Hold my mule, Jesus!
Inside their cover story, the fellas talk about their characters, loyalty, and of course, power.
Read a few excerpts below.
Omari Hardwick on loyalty:
Omari Hardwick’s definition of loyalty would definitely be if you’ve been down for me when it was really rough, if you checked for me when I was trying to figure out the terrain of that heavy-ass mountain and how to get up, if not to the top at least somewhat to a satisfactory place, then I’m rocking with you for life. Once you got me, you got me. Ghost, his definition is a little bit more self-serving.
Joseph Sikora on his character connecting with the black community:
My parents were in civil rights. I can’t say I progressed in the exact same way, but part of it was because of the example of my parents and having African-American people in my life since I was a baby. My heart has never been cold or awkward, or anything. I’ve always had the luxury of knowing that people are people. It’s almost, to me, being anything else would have to be pretend, and people can tell. It just translates. If there was ever any a hint of discomfort with anybody else of a different color skin, I think that would translate on television, especially having a brother that is Omari Hardwick, who is African American. I think that is all it is, and the camera doesn’t lie. People pick up on that stuff.
Rotimi on Dre earning Ghost’s trust:
In every situation, Ghost is standoffish to Dre because he knows what he’s capable of. He also knows he also worked with Kanan, so he can’t be fully trusted, but Ghost also knows that he needs him, and he’s shown that he can stand up by putting a gun to Tommy’s head in time. Ghost sees elements of himself in Dre, and that’s why he doesn’t trust him.

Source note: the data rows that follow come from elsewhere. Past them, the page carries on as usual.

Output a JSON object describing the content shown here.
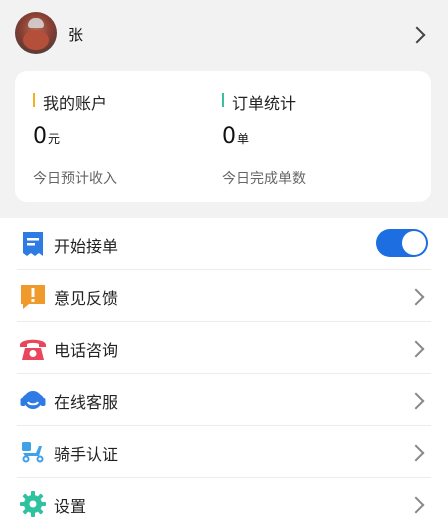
{
  "profile": {
    "name": "张"
  },
  "stats": {
    "account": {
      "title": "我的账户",
      "value": "0",
      "unit": "元",
      "subtitle": "今日预计收入",
      "accent_color": "#f2b01e"
    },
    "orders": {
      "title": "订单统计",
      "value": "0",
      "unit": "单",
      "subtitle": "今日完成单数",
      "accent_color": "#3bbfa0"
    }
  },
  "menu": {
    "items": [
      {
        "label": "开始接单",
        "icon": "receipt-icon",
        "icon_color": "#2f7be5",
        "control": "toggle",
        "toggle_on": true
      },
      {
        "label": "意见反馈",
        "icon": "feedback-icon",
        "icon_color": "#f09a2c",
        "control": "chevron"
      },
      {
        "label": "电话咨询",
        "icon": "phone-icon",
        "icon_color": "#e9455c",
        "control": "chevron"
      },
      {
        "label": "在线客服",
        "icon": "headset-icon",
        "icon_color": "#2f7be5",
        "control": "chevron"
      },
      {
        "label": "骑手认证",
        "icon": "scooter-icon",
        "icon_color": "#3fa2e8",
        "control": "chevron"
      },
      {
        "label": "设置",
        "icon": "gear-icon",
        "icon_color": "#2fc2a0",
        "control": "chevron"
      }
    ]
  },
  "colors": {
    "toggle_on": "#1d6fe1",
    "background": "#f2f2f2"
  }
}
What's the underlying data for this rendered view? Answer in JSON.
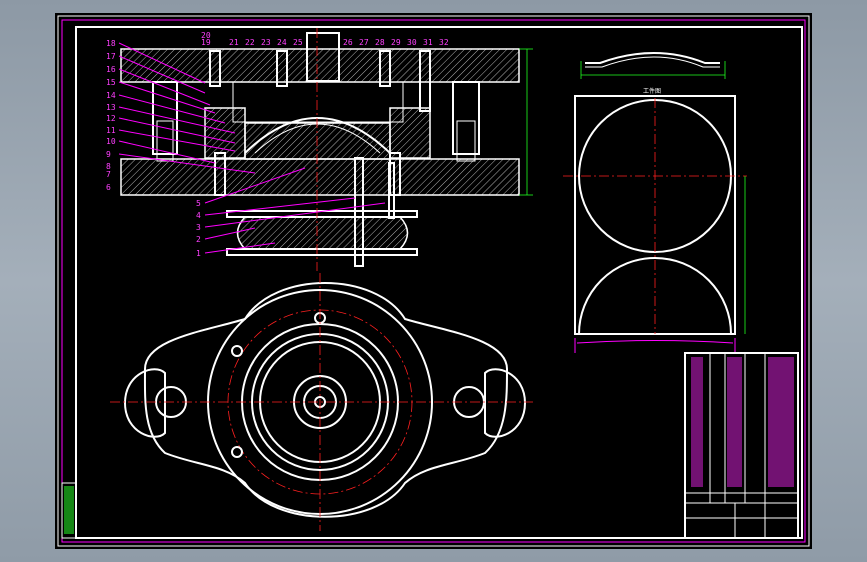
{
  "part_numbers_top": [
    "20",
    "19",
    "21",
    "22",
    "23",
    "24",
    "25",
    "26",
    "27",
    "28",
    "29",
    "30",
    "31",
    "32"
  ],
  "part_numbers_left": [
    "18",
    "17",
    "16",
    "15",
    "14",
    "13",
    "12",
    "11",
    "10",
    "9",
    "8",
    "7",
    "6",
    "5",
    "4",
    "3",
    "2",
    "1"
  ],
  "workpiece_label": "工件图",
  "title_block": {
    "label_a": "",
    "label_b": ""
  }
}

Curtis Jackson on the difference between 50 Cent and Kanan:
It’s an extreme difference because Kanan is on one track. It’s just the hustler, street mentality. Those laws apply to Kanan, and he’s a guy that’s been incarcerated and hasn’t made any adjustments during that time frame; he just got more advanced at the criminal behavior, slicker energy. It’s no difference between the CEO of a corporate company and Kanan. He sees an option of acquiring your business by killing you. That cold-blooded instinct is in that guy who’s in the corporate space because he doesn’t care if everyone in your organization doesn’t have any way to eat. You see what I’m saying? The laws of what you do and don’t do in that lifestyle are very basic, and you learn really fast. The requirements aren’t very much.